START SUPPLIED MATERIAL

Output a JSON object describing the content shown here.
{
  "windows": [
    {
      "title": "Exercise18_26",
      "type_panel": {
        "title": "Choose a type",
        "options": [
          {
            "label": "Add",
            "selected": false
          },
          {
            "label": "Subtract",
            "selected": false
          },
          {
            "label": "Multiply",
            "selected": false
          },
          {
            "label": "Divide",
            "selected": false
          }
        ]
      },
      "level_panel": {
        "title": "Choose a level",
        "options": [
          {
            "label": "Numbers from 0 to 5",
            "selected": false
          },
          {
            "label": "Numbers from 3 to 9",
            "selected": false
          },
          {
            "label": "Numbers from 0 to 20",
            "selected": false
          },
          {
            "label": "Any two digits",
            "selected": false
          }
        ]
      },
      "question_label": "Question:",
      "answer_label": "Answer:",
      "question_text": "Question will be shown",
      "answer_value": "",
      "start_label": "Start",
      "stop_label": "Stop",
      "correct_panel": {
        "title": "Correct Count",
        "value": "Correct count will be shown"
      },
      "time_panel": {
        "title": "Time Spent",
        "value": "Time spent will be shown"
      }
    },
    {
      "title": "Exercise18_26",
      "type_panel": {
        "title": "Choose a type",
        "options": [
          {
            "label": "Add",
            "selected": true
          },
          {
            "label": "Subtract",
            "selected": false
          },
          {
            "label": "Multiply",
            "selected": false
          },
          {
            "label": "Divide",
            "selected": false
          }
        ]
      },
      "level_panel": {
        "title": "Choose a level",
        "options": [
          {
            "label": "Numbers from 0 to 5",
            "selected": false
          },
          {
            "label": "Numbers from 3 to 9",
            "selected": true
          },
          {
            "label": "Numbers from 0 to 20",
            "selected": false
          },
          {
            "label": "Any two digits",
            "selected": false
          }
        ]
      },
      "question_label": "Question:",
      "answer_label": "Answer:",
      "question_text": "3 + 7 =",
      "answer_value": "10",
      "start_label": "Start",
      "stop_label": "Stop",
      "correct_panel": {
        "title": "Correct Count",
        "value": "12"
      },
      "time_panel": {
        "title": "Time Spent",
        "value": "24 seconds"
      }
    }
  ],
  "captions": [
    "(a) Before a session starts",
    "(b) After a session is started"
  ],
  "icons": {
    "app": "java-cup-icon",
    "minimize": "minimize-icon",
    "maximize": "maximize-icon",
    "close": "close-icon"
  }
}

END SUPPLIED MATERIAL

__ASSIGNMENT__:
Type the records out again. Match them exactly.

__RESPONSE AREA__:
Output a JSON object describing the content shown here.
{
  "windows": [
    {
      "title": "Exercise18_26",
      "type_panel": {
        "title": "Choose a type",
        "options": [
          {
            "label": "Add",
            "selected": false
          },
          {
            "label": "Subtract",
            "selected": false
          },
          {
            "label": "Multiply",
            "selected": false
          },
          {
            "label": "Divide",
            "selected": false
          }
        ]
      },
      "level_panel": {
        "title": "Choose a level",
        "options": [
          {
            "label": "Numbers from 0 to 5",
            "selected": false
          },
          {
            "label": "Numbers from 3 to 9",
            "selected": false
          },
          {
            "label": "Numbers from 0 to 20",
            "selected": false
          },
          {
            "label": "Any two digits",
            "selected": false
          }
        ]
      },
      "question_label": "Question:",
      "answer_label": "Answer:",
      "question_text": "Question will be shown",
      "answer_value": "",
      "start_label": "Start",
      "stop_label": "Stop",
      "correct_panel": {
        "title": "Correct Count",
        "value": "Correct count will be shown"
      },
      "time_panel": {
        "title": "Time Spent",
        "value": "Time spent will be shown"
      }
    },
    {
      "title": "Exercise18_26",
      "type_panel": {
        "title": "Choose a type",
        "options": [
          {
            "label": "Add",
            "selected": true
          },
          {
            "label": "Subtract",
            "selected": false
          },
          {
            "label": "Multiply",
            "selected": false
          },
          {
            "label": "Divide",
            "selected": false
          }
        ]
      },
      "level_panel": {
        "title": "Choose a level",
        "options": [
          {
            "label": "Numbers from 0 to 5",
            "selected": false
          },
          {
            "label": "Numbers from 3 to 9",
            "selected": true
          },
          {
            "label": "Numbers from 0 to 20",
            "selected": false
          },
          {
            "label": "Any two digits",
            "selected": false
          }
        ]
      },
      "question_label": "Question:",
      "answer_label": "Answer:",
      "question_text": "3 + 7 =",
      "answer_value": "10",
      "start_label": "Start",
      "stop_label": "Stop",
      "correct_panel": {
        "title": "Correct Count",
        "value": "12"
      },
      "time_panel": {
        "title": "Time Spent",
        "value": "24 seconds"
      }
    }
  ],
  "captions": [
    "(a) Before a session starts",
    "(b) After a session is started"
  ],
  "icons": {
    "app": "java-cup-icon",
    "minimize": "minimize-icon",
    "maximize": "maximize-icon",
    "close": "close-icon"
  }
}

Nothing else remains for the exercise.